(Beginning of Data for the task)
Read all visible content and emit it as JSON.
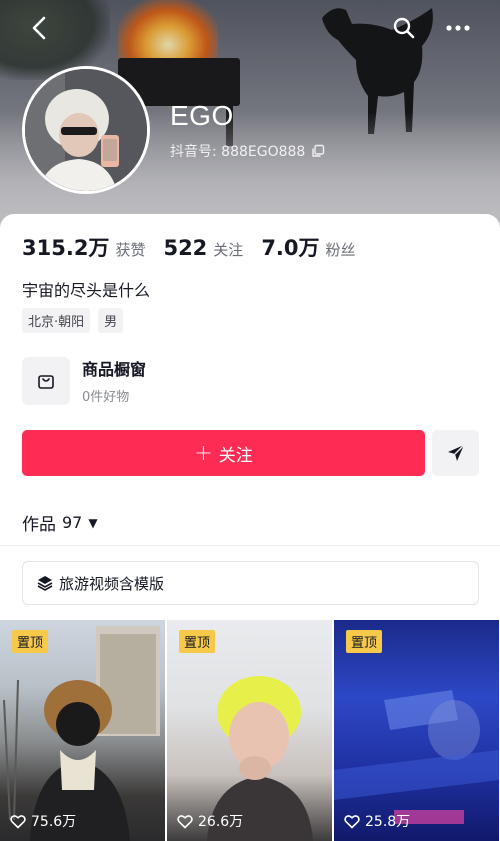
{
  "profile": {
    "nickname": "EGO",
    "douyin_id": "抖音号: 888EGO888"
  },
  "stats": [
    {
      "value": "315.2万",
      "label": "获赞"
    },
    {
      "value": "522",
      "label": "关注"
    },
    {
      "value": "7.0万",
      "label": "粉丝"
    }
  ],
  "bio": "宇宙的尽头是什么",
  "tags": [
    "北京·朝阳",
    "男"
  ],
  "shop": {
    "title": "商品橱窗",
    "subtitle": "0件好物"
  },
  "actions": {
    "follow_plus": "+",
    "follow_label": "关注"
  },
  "works": {
    "label": "作品",
    "count": "97",
    "caret": "▼"
  },
  "collection": {
    "label": "旅游视频含模版"
  },
  "videos": [
    {
      "pinned_label": "置顶",
      "likes": "75.6万"
    },
    {
      "pinned_label": "置顶",
      "likes": "26.6万"
    },
    {
      "pinned_label": "置顶",
      "likes": "25.8万"
    }
  ],
  "colors": {
    "accent": "#fe2c55",
    "pin_badge": "#f6c94a"
  },
  "icons": [
    "back-icon",
    "search-icon",
    "more-icon",
    "copy-icon",
    "shopping-bag-icon",
    "send-icon",
    "layers-icon",
    "heart-icon"
  ]
}
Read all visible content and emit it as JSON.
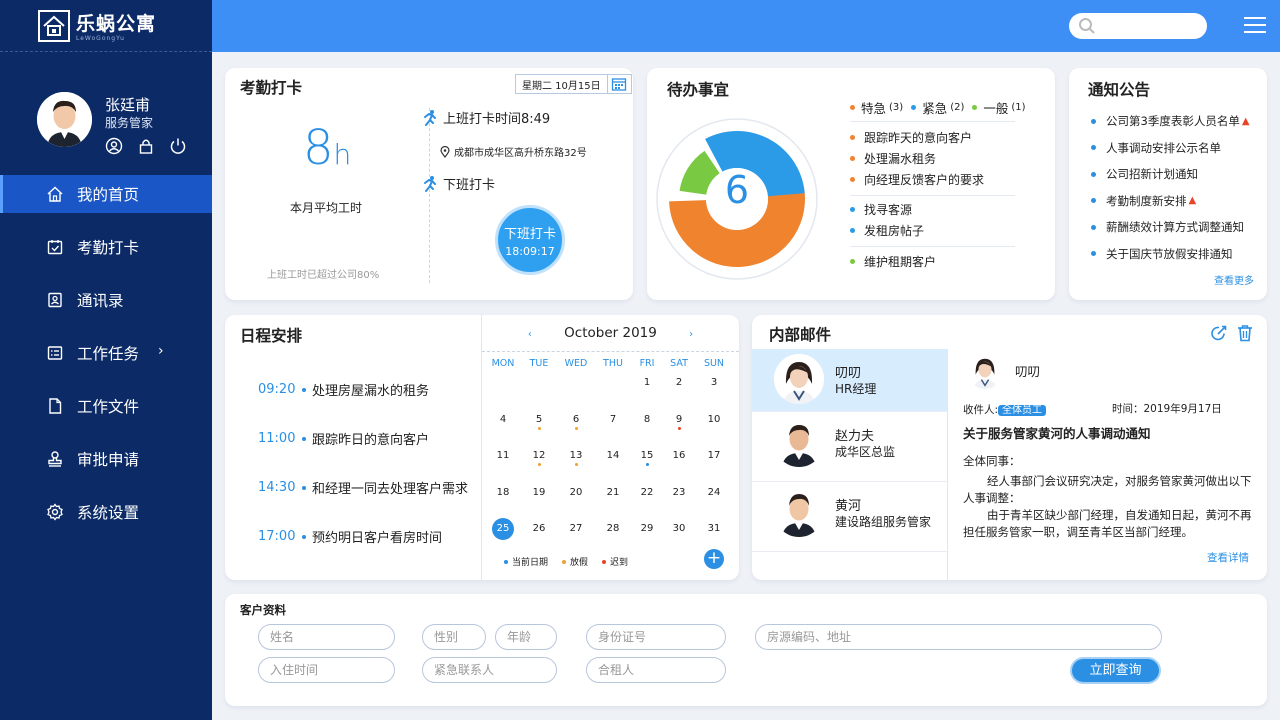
{
  "brand": {
    "name": "乐蜗公寓",
    "sub": "LeWoGongYu"
  },
  "user": {
    "name": "张廷甫",
    "role": "服务管家"
  },
  "nav": [
    {
      "label": "我的首页",
      "icon": "home-icon",
      "active": true
    },
    {
      "label": "考勤打卡",
      "icon": "calendar-check-icon"
    },
    {
      "label": "通讯录",
      "icon": "contacts-icon"
    },
    {
      "label": "工作任务",
      "icon": "task-list-icon",
      "has_arrow": true,
      "arrow": "›"
    },
    {
      "label": "工作文件",
      "icon": "file-icon"
    },
    {
      "label": "审批申请",
      "icon": "stamp-icon"
    },
    {
      "label": "系统设置",
      "icon": "gear-icon"
    }
  ],
  "attendance": {
    "title": "考勤打卡",
    "date": "星期二   10月15日",
    "hours_value": "8",
    "hours_unit": "h",
    "hours_label": "本月平均工时",
    "note": "上班工时已超过公司80%",
    "checkin": "上班打卡时间8:49",
    "address": "成都市成华区高升桥东路32号",
    "checkout": "下班打卡",
    "button_label": "下班打卡",
    "button_time": "18:09:17"
  },
  "todo": {
    "title": "待办事宜",
    "count": "6",
    "legend": [
      {
        "label": "特急",
        "count": "(3)",
        "color": "#f0832e"
      },
      {
        "label": "紧急",
        "count": "(2)",
        "color": "#2b9be8"
      },
      {
        "label": "一般",
        "count": "(1)",
        "color": "#7ac943"
      }
    ],
    "urgent": [
      "跟踪昨天的意向客户",
      "处理漏水租务",
      "向经理反馈客户的要求"
    ],
    "important": [
      "找寻客源",
      "发租房帖子"
    ],
    "normal": [
      "维护租期客户"
    ],
    "donut": {
      "orange": 3,
      "blue": 2,
      "green": 1
    }
  },
  "notice": {
    "title": "通知公告",
    "items": [
      {
        "text": "公司第3季度表彰人员名单",
        "hot": true
      },
      {
        "text": "人事调动安排公示名单",
        "hot": false
      },
      {
        "text": "公司招新计划通知",
        "hot": false
      },
      {
        "text": "考勤制度新安排",
        "hot": true
      },
      {
        "text": "薪酬绩效计算方式调整通知",
        "hot": false
      },
      {
        "text": "关于国庆节放假安排通知",
        "hot": false
      }
    ],
    "more": "查看更多"
  },
  "schedule": {
    "title": "日程安排",
    "items": [
      {
        "time": "09:20",
        "text": "处理房屋漏水的租务"
      },
      {
        "time": "11:00",
        "text": "跟踪昨日的意向客户"
      },
      {
        "time": "14:30",
        "text": "和经理一同去处理客户需求"
      },
      {
        "time": "17:00",
        "text": "预约明日客户看房时间"
      }
    ]
  },
  "calendar": {
    "month_label": "October  2019",
    "prev": "‹",
    "next": "›",
    "weekdays": [
      "MON",
      "TUE",
      "WED",
      "THU",
      "FRI",
      "SAT",
      "SUN"
    ],
    "first_weekday": 1,
    "days": 31,
    "today": 25,
    "marks": {
      "5": "#f0a030",
      "6": "#f0a030",
      "9": "#e8442a",
      "12": "#f0a030",
      "13": "#f0a030",
      "15": "#2b8fe3"
    },
    "legend": [
      {
        "label": "当前日期",
        "color": "#2b8fe3"
      },
      {
        "label": "放假",
        "color": "#f0a030"
      },
      {
        "label": "迟到",
        "color": "#e8442a"
      }
    ],
    "add": "+"
  },
  "mail": {
    "title": "内部邮件",
    "list": [
      {
        "name": "叨叨",
        "role": "HR经理",
        "selected": true,
        "gender": "f"
      },
      {
        "name": "赵力夫",
        "role": "成华区总监",
        "selected": false,
        "gender": "m"
      },
      {
        "name": "黄河",
        "role": "建设路组服务管家",
        "selected": false,
        "gender": "m"
      }
    ],
    "detail": {
      "from": "叨叨",
      "to_label": "收件人:",
      "to_tag": "全体员工",
      "time": "时间：2019年9月17日",
      "subject": "关于服务管家黄河的人事调动通知",
      "greeting": "全体同事：",
      "para1": "经人事部门会议研究决定，对服务管家黄河做出以下人事调整：",
      "para2": "由于青羊区缺少部门经理，自发通知日起，黄河不再担任服务管家一职，调至青羊区当部门经理。",
      "more": "查看详情"
    }
  },
  "customer": {
    "title": "客户资料",
    "fields": {
      "name": "姓名",
      "gender": "性别",
      "age": "年龄",
      "id": "身份证号",
      "house": "房源编码、地址",
      "checkin": "入住时间",
      "contact": "紧急联系人",
      "roommate": "合租人"
    },
    "query": "立即查询"
  },
  "colors": {
    "sidebar": "#0b2a66",
    "accent": "#2b8fe3",
    "header": "#3d8ff5"
  }
}
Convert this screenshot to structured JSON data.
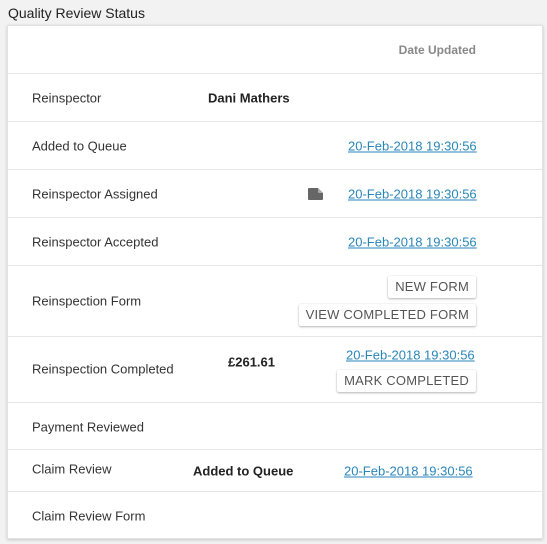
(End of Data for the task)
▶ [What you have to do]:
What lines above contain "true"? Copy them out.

▶ [Solved exercise]:
      "active": true
      "has_arrow": true,
        "hot": true
        "hot": true
        "selected": true,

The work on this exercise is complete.